Review of Industrial Organization 12: 447–455, 1997.
The Causes and Consequences of Antitrust. Fred S. McChesney and William
F. Shughart II, editors. Chicago: University of Chicago Press, 1995, 392 pages,
$66.00 (cloth), $32.95 (paper).
This collection of papers, some previously published and some original to the
volume, is something of a “readings” companion to the earlier Antftrust Policy
and Interest Group Politics volume published by co-editor Shughart in 1990.
the previous volume, this collection seeks to answer the questions, Why has the
economic theory of regulation not been applied to antitrust enforcement? Why do
even the Chicago-school originators of the economic theory of regulation continue
to treat antitrust as a “public-interest” law whose enforcement can be improved by
advancing the general state of knowledge and by educating judges and enforcers?
And – more to the point in this volume, and a little petulantly – why, since the
public-choice school has already demonstratedthat antitrust enforcement is simply
one more captured, special-interest-oriented, counterproductive government activ-
ity, will the rest of the economics profession not accept this ﬁnding and join the

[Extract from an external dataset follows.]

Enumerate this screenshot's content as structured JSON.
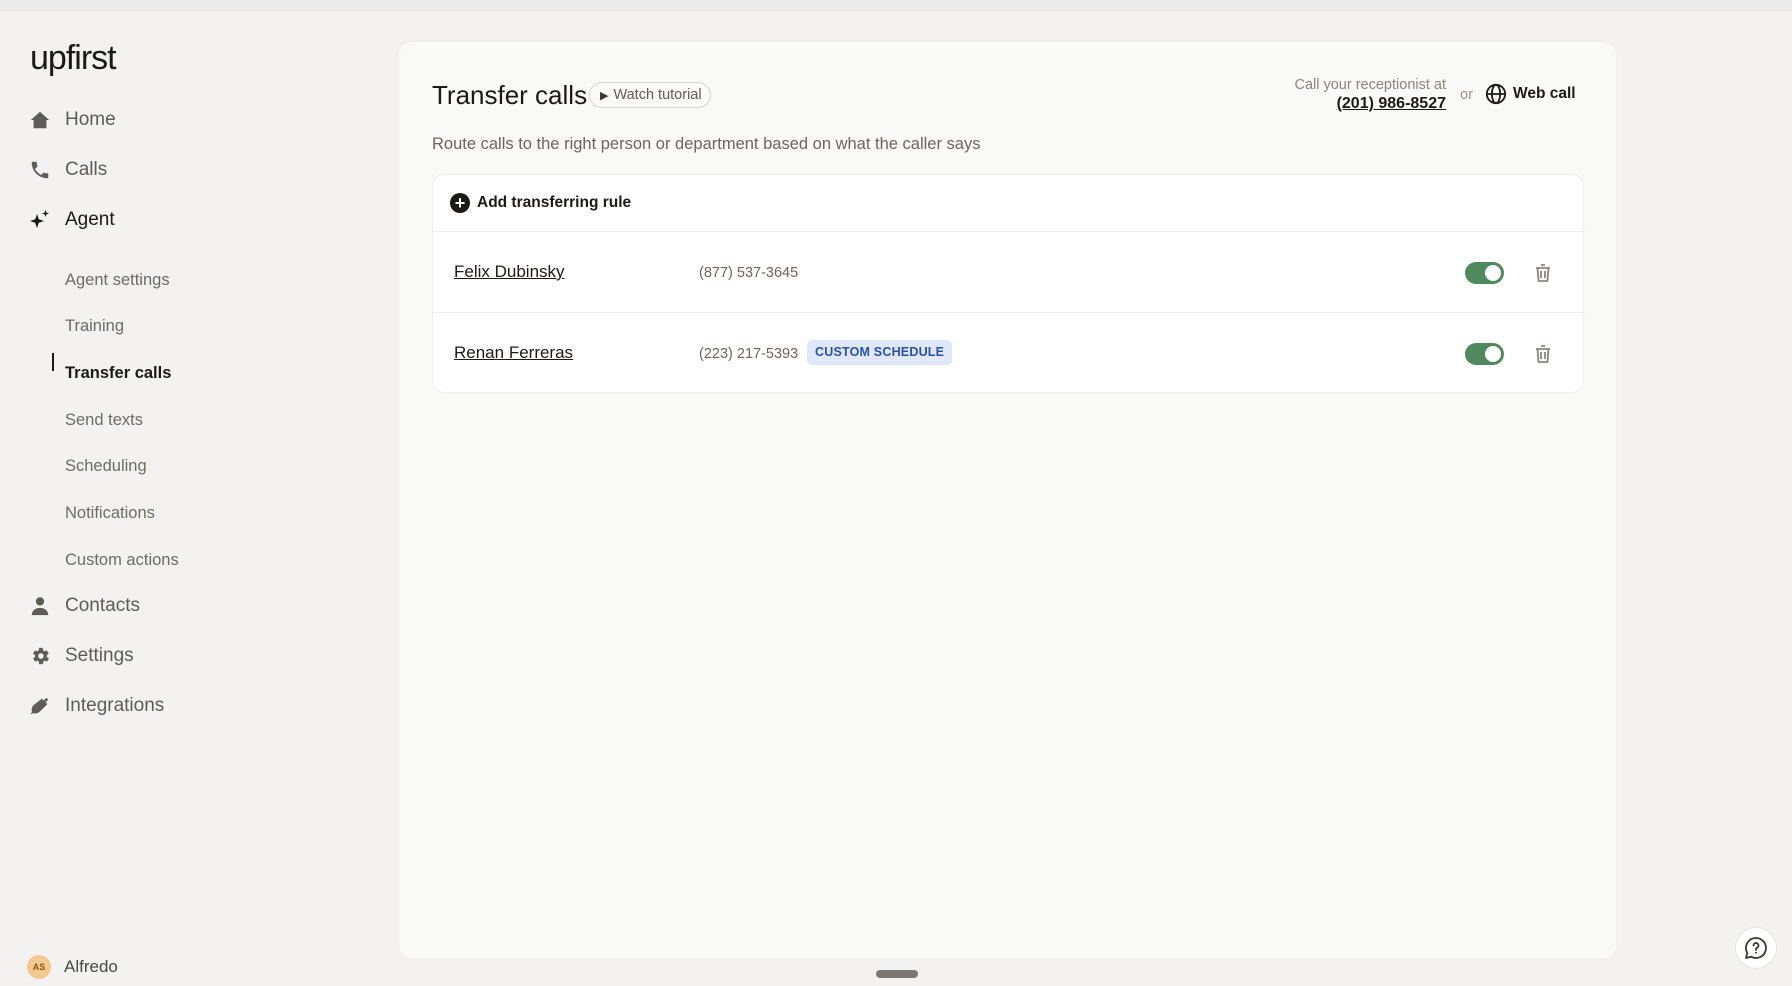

ﬁght for repeal?
The book is divided into ﬁve parts. Part one, “In Search of the Public-Interest
Model of Antitrust”, is mostly a collection of reprints of twenty- to thirty-year-old
articles that tried and failed to ﬁnd a relationship between antitrust enforcement
and broad measures of competitive problems in particular industries. Part two,
“The Positive Economics of Antitrust Enforcement”, presents more recent articles
seeking to show that antitrust enforcement usually has unforeseen and/or counter-
productive and/or anticompetitive consequences. Part three, “The Public-Choice
Model of Antitrust”, seeks to explain the failures shown in part two by demonstrat-
ing that antitrust enforcement is a creature of politics and, in the real world, has
nothing whatsoever to do with seeking to increase consumer welfare.
I discussed this volume in Pittman (1990a) and reviewed it in Pittman (1990b).
I do not exaggerate the position of the editors. Shughart’s earlier volume concluded, remarkably,
that “ ‘Consumer welfare’ does not appear in the objective function being maximized by antitrust”
(Shughart 1990, p. 190, emphasis added). The editors of the current volume describe antitrust as “a
policy that all sides concede has failed” (p. 347), one in which “neither ‘consumers’ nor ‘the public’
ever seem to appear on the list of demonstrated beneﬁciaries” (p. 349, emphasis added).